◆ EXERCISE PROMPT ◆
Please report how many lines in the data underneath hold the word "Nonlinear", with no other text.

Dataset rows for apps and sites

↓↓↓

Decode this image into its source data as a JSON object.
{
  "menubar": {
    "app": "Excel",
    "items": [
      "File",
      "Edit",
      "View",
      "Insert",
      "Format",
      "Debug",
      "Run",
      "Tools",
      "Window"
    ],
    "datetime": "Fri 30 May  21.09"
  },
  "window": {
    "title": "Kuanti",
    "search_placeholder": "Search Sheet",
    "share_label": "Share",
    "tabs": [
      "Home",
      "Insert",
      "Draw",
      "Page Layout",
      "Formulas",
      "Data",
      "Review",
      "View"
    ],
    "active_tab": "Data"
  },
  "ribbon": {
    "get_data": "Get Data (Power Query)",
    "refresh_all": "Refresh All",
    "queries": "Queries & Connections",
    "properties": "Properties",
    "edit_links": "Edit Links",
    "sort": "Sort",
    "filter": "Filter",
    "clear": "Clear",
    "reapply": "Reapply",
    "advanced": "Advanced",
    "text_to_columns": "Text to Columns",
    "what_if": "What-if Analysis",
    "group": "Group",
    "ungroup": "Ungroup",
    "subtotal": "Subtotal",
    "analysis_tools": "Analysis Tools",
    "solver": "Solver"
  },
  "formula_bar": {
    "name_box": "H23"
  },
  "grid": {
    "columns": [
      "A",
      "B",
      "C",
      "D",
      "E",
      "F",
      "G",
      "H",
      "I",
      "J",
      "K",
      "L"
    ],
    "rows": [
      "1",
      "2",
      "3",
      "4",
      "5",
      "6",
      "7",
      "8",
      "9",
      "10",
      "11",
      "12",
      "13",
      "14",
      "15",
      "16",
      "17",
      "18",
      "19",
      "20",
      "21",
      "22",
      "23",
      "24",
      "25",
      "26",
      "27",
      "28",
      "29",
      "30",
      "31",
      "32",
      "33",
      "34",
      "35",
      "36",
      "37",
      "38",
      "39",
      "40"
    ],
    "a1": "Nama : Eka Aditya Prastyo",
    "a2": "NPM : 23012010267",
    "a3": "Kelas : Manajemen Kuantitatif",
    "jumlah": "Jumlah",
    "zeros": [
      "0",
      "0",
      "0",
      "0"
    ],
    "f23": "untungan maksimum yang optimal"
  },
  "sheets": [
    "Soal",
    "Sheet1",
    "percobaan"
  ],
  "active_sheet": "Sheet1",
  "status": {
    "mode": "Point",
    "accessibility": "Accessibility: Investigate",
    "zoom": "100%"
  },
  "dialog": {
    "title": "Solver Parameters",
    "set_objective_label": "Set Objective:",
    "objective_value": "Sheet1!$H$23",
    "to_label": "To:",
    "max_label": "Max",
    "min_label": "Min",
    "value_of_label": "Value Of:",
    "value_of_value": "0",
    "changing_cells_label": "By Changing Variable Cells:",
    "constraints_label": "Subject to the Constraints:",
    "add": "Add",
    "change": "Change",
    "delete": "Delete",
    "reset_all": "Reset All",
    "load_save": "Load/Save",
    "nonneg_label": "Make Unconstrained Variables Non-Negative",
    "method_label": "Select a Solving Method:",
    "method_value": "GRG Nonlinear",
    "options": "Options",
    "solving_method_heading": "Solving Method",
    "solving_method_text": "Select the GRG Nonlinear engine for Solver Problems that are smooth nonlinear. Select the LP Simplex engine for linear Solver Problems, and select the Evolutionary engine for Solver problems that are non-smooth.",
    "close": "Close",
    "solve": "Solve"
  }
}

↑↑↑

◆ YOUR RESPONSE ◆
2